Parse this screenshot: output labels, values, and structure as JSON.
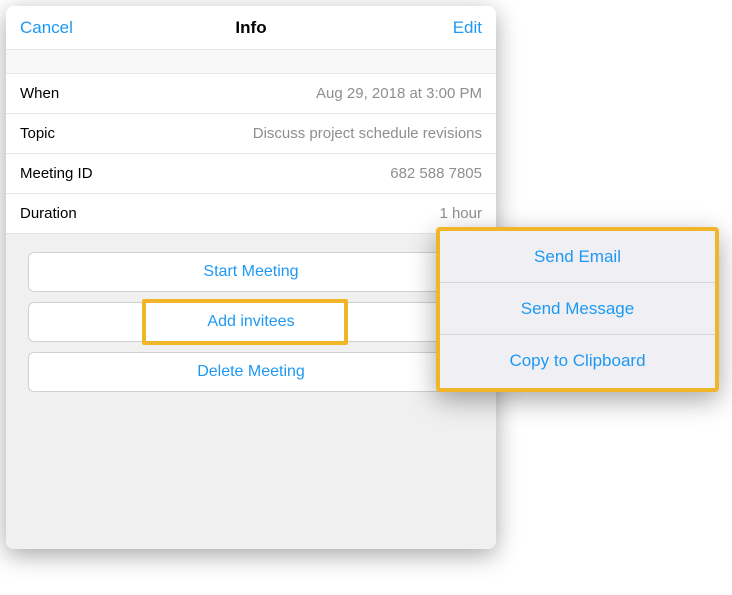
{
  "header": {
    "cancel": "Cancel",
    "title": "Info",
    "edit": "Edit"
  },
  "details": {
    "when_label": "When",
    "when_value": "Aug 29, 2018 at 3:00 PM",
    "topic_label": "Topic",
    "topic_value": "Discuss project schedule revisions",
    "meetingid_label": "Meeting ID",
    "meetingid_value": "682 588 7805",
    "duration_label": "Duration",
    "duration_value": "1 hour"
  },
  "actions": {
    "start": "Start Meeting",
    "add_invitees": "Add invitees",
    "delete": "Delete Meeting"
  },
  "popover": {
    "send_email": "Send Email",
    "send_message": "Send Message",
    "copy_clipboard": "Copy to Clipboard"
  },
  "colors": {
    "accent": "#1d99f3",
    "highlight": "#f1b52a"
  }
}
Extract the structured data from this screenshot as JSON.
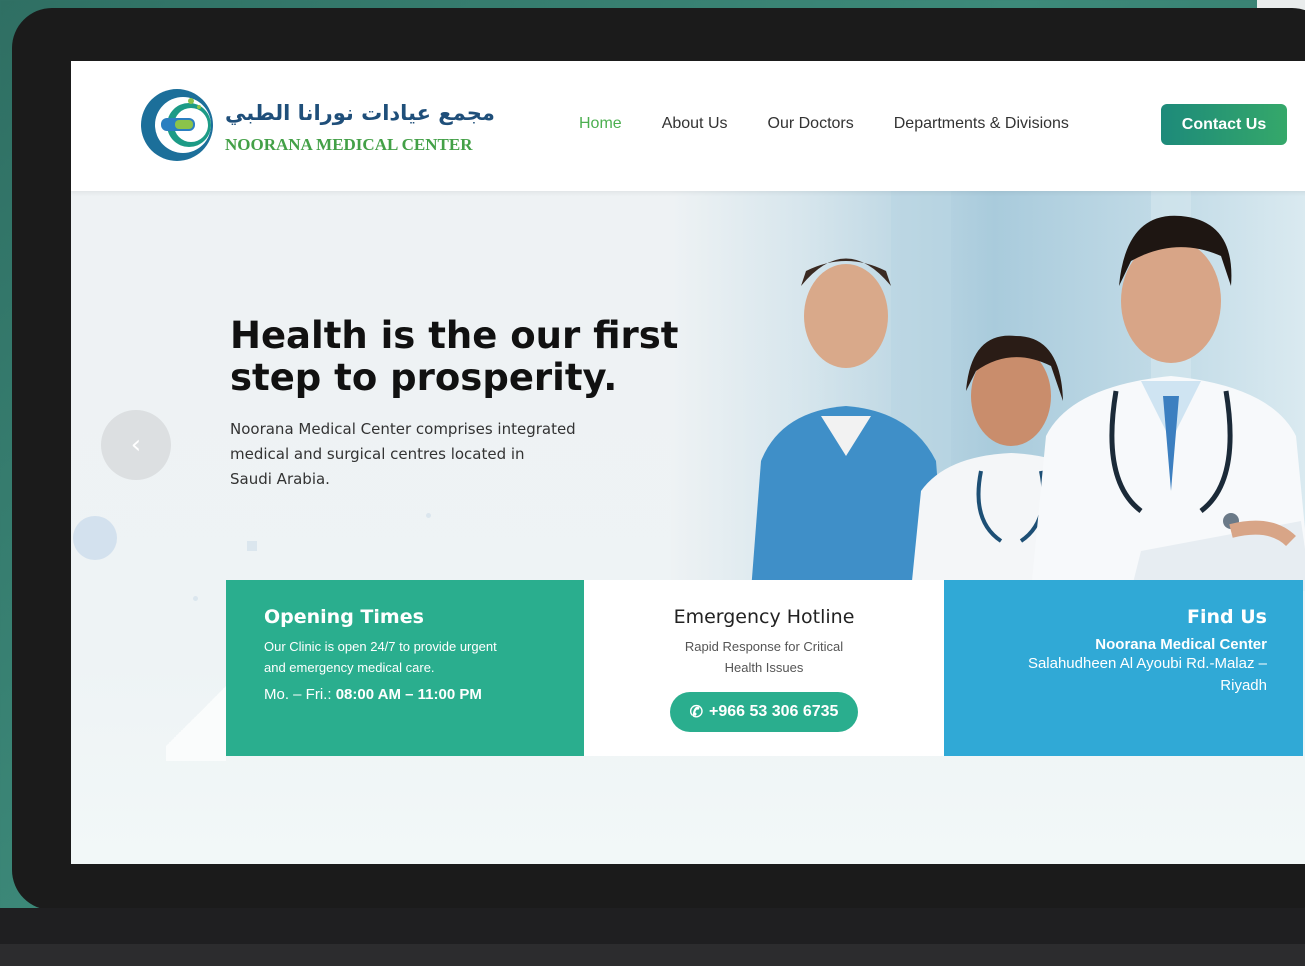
{
  "brand": {
    "name_ar": "مجمع عيادات نورانا الطبي",
    "name_en": "NOORANA MEDICAL CENTER",
    "badge_text": "NOORANA",
    "colors": {
      "primary_green": "#4caf50",
      "teal": "#2aae8e",
      "blue": "#30a9d6",
      "navy": "#1f4f7a"
    }
  },
  "nav": {
    "items": [
      {
        "label": "Home",
        "active": true
      },
      {
        "label": "About Us",
        "active": false
      },
      {
        "label": "Our Doctors",
        "active": false
      },
      {
        "label": "Departments & Divisions",
        "active": false
      }
    ],
    "cta_label": "Contact Us"
  },
  "hero": {
    "title_line1": "Health is the our first",
    "title_line2": "step to prosperity.",
    "text_line1": "Noorana Medical Center comprises integrated",
    "text_line2": "medical and surgical centres located in",
    "text_line3": "Saudi Arabia.",
    "prev_icon": "‹"
  },
  "cards": {
    "opening": {
      "title": "Opening Times",
      "line1": "Our Clinic is open 24/7 to provide urgent",
      "line2": "and emergency medical care.",
      "days": "Mo. – Fri.:",
      "hours": "08:00 AM – 11:00 PM"
    },
    "emergency": {
      "title": "Emergency Hotline",
      "line1": "Rapid Response for Critical",
      "line2": "Health Issues",
      "phone_icon": "✆",
      "phone": "+966 53 306 6735"
    },
    "find": {
      "title": "Find Us",
      "name": "Noorana Medical Center",
      "addr_line1": "Salahudheen Al Ayoubi Rd.-Malaz –",
      "addr_line2": "Riyadh"
    }
  }
}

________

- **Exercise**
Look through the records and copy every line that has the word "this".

- **Your solution**
Parse this screenshot: output labels, values, and structure as JSON.
Extract the structured data from this screenshot as JSON.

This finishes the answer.